Mrs. Elliot asked the shepherd’s wife if the sheep understood what was happening. She replied, “They haven’t got a clue.” Mrs. Elliot then said, “I’ve had some experiences in my life that have made me feel very sympathetic to those poor rams—I couldn’t figure out any reason for the treatment I was getting from the Shepherd I trusted. And He didn’t give a hint of explanation.” But, she pointed out, we still must trust our Shepherd and obey Him, knowing that He has our best interests at heart. It’s through obedience in times of suffering that we grow closer to our Savior, who suffered and died for us.

So, to grow closer to Christ, abide in Him, in His word, and in prayer; live to glorify the Father by bearing much fruit; abide in Christ’s love; and obey His commandments. Finally …

5. To grow closer to Christ, stay focused on His joy (John 15:11).

John 15:11: “These things I have spoken to you so that My joy may be in you, and that your joy may be made full.” If I were to ask, “What word pops into your mind when I say, ‘obedience’?” what would you say? Duty? Drudgery? Rules? No fun? What about, “joy”? What about “fullness of joy”? Jesus associates obedience with our experiencing full joy in Him (John 15:10-11). If you don’t associate obedience and fullness of joy, maybe you need to change your thinking!

It’s interesting that in John’s Gospel, the word “joy” has only been used once so far (in John 3:29 by John the Baptist). But in the upper room as Jesus faces the cross, He uses it seven times (twice here; John 16:20, 21, 22, 24; 17:13; Leon Morris, The Gospel According to John [Eerdmans], p. 674). The world can only offer joy when things are going well. It’s relatively easy to be full of joy when you have a happy marriage, beautiful children, a satisfying, well-paying job, and good health.

But it’s only those who know Christ who can say (Rom. 5:3), “We exult in our tribulations”; or (James 1:3), “Consider it all joy, my brethren, when you encounter various trials”; or (1 Pet. 4:13), “To the degree that you share the sufferings of Christ, keep on rejoicing, so that also at the revelation of His glory you may rejoice with exultation.” This doesn’t mean putting on a happy face when you’re hurting inside. Hebrews 12:11 realistically says that God’s discipline for the moment does not seem joyful, but sorrowful. The Bible acknowledges that there is a time for tears and grieving (Rom. 12:15; 1 Thess. 4:13; John 11:35). But John Newton said it well (“Glorious Things of Thee are Spoken”):

Fading is the world’s best pleasure,
All its boasted pomp and show;
Solid joys and lasting treasure
None but Zion’s children know.

Conclusion
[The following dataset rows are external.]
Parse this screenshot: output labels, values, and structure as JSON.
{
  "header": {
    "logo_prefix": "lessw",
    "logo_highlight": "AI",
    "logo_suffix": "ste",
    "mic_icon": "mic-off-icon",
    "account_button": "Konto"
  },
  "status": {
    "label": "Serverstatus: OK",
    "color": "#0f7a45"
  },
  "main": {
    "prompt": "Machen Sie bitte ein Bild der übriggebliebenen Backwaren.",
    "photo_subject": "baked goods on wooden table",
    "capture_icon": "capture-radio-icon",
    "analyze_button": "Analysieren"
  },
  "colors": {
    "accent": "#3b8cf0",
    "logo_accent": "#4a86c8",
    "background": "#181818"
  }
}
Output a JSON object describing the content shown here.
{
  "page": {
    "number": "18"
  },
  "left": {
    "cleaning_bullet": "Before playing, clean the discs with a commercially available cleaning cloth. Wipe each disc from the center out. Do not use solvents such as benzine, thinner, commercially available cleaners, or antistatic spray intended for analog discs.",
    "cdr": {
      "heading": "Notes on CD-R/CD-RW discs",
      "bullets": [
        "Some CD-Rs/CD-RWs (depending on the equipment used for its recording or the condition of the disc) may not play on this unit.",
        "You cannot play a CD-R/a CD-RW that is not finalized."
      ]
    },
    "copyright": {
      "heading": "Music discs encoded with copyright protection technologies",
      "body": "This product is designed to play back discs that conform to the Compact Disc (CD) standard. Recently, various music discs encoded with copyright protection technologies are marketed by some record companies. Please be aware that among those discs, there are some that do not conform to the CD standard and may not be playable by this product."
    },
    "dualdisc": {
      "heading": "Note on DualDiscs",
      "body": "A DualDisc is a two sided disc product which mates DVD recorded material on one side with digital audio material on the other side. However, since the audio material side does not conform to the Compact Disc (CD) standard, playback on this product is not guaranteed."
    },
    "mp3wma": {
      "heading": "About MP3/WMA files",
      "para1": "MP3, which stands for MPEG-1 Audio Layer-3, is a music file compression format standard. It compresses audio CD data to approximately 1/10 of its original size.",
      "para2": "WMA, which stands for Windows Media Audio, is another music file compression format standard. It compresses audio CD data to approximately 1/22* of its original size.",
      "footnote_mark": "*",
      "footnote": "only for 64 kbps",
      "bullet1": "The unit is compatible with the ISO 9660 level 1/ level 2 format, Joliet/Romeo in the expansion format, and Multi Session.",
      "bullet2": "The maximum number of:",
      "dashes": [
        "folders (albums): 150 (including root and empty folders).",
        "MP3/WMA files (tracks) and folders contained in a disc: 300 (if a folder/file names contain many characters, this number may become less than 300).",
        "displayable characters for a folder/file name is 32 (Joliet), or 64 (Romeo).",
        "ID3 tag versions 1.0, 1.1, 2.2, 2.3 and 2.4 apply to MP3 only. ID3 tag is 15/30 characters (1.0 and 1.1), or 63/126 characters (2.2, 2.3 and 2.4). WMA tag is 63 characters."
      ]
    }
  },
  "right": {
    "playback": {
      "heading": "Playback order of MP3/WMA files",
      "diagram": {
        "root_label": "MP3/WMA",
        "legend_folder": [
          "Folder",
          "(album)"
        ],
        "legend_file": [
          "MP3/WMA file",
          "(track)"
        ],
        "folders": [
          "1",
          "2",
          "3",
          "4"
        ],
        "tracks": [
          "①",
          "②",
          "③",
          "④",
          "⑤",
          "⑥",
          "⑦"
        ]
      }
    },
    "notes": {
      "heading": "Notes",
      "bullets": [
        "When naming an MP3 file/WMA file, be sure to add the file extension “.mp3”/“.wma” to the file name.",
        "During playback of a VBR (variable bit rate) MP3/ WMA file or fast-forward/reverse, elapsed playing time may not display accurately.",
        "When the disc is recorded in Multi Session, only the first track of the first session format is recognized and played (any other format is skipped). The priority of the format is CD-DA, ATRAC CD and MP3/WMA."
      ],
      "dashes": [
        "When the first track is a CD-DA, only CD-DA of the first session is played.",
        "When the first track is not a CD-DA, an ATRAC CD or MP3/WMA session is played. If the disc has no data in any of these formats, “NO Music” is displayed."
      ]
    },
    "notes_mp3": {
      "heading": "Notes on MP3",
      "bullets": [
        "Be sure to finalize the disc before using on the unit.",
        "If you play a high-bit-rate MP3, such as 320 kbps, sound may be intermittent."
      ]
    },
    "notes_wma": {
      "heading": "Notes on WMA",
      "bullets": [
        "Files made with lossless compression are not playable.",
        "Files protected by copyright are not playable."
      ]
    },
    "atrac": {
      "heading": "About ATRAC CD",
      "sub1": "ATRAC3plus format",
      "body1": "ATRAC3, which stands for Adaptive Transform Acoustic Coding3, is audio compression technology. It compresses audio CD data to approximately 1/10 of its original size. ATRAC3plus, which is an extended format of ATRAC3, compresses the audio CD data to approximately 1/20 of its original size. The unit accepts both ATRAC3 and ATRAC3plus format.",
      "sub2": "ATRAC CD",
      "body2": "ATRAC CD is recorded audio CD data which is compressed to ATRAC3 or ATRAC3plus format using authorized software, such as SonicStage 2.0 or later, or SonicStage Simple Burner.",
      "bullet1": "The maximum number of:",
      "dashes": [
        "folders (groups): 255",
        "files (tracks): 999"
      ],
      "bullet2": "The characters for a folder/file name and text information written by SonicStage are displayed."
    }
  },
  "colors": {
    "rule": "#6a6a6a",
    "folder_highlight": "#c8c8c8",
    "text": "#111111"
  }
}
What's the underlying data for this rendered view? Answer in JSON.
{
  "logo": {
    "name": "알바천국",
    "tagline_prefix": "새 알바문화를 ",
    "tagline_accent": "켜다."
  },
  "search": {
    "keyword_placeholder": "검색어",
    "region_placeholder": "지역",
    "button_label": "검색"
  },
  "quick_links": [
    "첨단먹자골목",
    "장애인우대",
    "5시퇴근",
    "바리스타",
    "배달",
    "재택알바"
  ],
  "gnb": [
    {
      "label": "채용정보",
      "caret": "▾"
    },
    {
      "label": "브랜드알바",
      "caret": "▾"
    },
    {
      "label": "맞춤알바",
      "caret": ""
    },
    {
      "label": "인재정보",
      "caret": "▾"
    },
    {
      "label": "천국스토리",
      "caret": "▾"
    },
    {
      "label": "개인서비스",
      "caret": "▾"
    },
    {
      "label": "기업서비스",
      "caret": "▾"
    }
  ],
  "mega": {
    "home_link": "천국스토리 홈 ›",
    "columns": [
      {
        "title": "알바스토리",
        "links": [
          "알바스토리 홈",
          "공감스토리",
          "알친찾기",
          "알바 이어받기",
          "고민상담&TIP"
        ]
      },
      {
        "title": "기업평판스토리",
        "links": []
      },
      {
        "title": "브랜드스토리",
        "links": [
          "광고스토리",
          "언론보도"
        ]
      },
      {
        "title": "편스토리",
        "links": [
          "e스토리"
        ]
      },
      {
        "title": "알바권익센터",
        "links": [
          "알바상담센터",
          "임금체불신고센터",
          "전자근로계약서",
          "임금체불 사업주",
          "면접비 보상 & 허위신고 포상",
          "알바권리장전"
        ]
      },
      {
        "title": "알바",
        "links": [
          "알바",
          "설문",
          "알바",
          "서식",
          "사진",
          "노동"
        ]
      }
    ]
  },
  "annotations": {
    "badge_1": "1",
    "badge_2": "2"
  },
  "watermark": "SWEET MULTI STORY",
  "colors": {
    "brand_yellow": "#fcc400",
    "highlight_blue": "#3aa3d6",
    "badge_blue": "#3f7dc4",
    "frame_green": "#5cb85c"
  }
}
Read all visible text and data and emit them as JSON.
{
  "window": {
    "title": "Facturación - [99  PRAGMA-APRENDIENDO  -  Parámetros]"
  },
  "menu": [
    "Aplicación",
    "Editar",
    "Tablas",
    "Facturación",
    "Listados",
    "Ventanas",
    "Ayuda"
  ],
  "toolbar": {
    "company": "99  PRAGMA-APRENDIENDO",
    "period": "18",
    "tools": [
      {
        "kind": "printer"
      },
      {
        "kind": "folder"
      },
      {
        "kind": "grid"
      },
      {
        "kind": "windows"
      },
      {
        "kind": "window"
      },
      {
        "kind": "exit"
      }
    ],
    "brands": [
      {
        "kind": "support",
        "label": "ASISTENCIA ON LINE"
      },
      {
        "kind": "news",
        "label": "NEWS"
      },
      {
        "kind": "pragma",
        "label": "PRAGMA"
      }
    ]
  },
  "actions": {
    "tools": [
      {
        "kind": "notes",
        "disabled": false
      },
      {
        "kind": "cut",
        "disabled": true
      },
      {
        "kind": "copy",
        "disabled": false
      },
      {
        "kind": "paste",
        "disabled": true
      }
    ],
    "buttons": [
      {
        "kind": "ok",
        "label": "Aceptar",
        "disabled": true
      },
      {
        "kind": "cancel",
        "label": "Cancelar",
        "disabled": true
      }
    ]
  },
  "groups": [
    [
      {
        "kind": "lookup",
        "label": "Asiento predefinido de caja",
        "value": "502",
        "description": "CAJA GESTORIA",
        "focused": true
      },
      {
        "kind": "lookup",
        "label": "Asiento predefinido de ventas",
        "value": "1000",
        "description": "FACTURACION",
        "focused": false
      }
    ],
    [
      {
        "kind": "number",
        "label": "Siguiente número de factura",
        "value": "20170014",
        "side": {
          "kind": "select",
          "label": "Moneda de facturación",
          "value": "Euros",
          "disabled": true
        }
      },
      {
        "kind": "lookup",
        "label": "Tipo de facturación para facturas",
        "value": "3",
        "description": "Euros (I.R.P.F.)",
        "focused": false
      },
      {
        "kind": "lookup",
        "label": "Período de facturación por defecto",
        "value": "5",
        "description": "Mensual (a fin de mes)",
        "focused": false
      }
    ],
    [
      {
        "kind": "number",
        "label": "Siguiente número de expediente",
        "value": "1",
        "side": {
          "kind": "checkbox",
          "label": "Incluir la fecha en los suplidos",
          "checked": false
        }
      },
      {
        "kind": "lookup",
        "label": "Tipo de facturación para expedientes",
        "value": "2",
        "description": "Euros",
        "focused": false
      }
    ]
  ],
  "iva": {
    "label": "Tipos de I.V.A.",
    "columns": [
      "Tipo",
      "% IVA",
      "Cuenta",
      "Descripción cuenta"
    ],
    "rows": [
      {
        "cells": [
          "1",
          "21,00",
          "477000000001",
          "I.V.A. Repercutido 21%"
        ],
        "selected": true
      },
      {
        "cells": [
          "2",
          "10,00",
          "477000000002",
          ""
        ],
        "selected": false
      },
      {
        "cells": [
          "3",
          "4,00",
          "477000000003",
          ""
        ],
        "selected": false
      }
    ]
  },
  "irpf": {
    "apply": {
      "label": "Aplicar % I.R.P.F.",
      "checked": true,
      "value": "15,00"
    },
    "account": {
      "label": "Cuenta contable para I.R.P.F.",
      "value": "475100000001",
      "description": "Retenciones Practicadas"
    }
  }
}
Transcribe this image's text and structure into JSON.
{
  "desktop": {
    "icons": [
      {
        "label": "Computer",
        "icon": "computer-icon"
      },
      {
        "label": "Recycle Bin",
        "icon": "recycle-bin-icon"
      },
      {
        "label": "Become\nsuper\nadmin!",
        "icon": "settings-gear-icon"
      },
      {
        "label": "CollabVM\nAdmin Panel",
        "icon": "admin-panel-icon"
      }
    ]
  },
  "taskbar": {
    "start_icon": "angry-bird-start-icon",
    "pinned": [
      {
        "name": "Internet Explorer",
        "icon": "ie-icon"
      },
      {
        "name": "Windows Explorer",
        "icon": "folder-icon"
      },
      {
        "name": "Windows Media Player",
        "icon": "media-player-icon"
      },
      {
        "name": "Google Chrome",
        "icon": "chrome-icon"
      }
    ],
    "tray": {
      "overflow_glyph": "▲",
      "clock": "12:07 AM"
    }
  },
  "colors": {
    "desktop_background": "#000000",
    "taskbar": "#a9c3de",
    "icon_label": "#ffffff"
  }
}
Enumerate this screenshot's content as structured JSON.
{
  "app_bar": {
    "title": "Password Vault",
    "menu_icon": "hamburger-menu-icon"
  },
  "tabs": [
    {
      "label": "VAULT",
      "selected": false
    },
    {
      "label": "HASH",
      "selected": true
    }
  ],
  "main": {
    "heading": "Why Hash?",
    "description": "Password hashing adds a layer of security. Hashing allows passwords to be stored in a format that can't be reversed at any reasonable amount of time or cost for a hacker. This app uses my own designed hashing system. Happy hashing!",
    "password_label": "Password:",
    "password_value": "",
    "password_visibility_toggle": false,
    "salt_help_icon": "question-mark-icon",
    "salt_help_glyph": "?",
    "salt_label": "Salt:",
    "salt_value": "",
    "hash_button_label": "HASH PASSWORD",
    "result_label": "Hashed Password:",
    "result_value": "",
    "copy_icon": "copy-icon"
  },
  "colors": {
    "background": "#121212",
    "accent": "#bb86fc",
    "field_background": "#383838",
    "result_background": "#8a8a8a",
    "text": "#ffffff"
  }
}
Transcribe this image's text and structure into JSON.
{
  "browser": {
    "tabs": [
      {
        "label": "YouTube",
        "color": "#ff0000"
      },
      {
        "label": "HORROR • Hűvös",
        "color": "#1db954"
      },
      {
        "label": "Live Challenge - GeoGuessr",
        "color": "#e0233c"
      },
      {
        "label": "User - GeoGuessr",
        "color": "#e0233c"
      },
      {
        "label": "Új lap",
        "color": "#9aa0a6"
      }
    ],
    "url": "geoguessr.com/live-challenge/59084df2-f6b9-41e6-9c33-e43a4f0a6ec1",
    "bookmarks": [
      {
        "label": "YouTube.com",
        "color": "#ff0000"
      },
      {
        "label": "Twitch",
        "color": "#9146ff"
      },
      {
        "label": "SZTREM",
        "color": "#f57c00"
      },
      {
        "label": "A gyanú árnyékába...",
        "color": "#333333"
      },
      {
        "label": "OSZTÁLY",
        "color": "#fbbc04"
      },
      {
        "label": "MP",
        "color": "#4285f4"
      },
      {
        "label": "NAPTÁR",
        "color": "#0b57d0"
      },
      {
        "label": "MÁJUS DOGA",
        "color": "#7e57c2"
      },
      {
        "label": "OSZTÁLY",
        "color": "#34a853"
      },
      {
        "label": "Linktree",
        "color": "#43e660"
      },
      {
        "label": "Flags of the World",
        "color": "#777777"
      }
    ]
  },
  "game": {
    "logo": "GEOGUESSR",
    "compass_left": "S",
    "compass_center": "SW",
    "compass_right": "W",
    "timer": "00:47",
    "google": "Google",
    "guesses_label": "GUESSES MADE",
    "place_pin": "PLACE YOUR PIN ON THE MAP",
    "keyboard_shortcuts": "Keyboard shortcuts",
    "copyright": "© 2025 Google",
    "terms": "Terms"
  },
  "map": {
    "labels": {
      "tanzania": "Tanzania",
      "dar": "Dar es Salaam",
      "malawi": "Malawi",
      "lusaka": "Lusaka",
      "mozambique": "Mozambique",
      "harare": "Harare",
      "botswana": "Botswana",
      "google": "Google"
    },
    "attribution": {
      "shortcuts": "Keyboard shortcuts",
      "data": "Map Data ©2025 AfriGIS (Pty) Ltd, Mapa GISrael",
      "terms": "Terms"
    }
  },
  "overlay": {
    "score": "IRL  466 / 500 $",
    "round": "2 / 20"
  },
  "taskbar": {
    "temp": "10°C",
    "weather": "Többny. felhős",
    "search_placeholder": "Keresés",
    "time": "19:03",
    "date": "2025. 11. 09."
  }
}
I want you to think about your relationship with Christ. If you don’t have one, you can begin by coming to the cross as a repentant sinner and believing in His death and resurrection for you. If your love for Jesus has grown lukewarm or cold, get back into His Word and prayer this week. Make it a daily priority. Make it your aim to live to glorify the Father by bearing much fruit. Dwell in Christ’s love; obey His commandments; and stay focused on His joy. These are Christ’s prescription for you to grow closer to Him.

Application Questions

  1. Someone says, “I tried reading the Bible, but I didn’t get anything out of it.” How would you help him?
  2. How can you know whether you’re trusting in God’s power or your own power when you’re serving Him? Does burn out mean that you weren’t trusting in His power?
  3. Why is a person who is not abiding in Christ’s love more vulnerable to temptation than one who feels His love?
  4. What does it mean to be “sorrowful, yet always rejoicing” (2 Cor. 6:10)? Where is the balance between joy and sadness?

Copyright, Steven J. Cole, 2015, All Rights Reserved.

Unless otherwise noted, all Scripture Quotations are from the New American Standard Bible, Updated Edition © The Lockman Foundation

Related Topics: Christian Life

Report Inappropriate Ad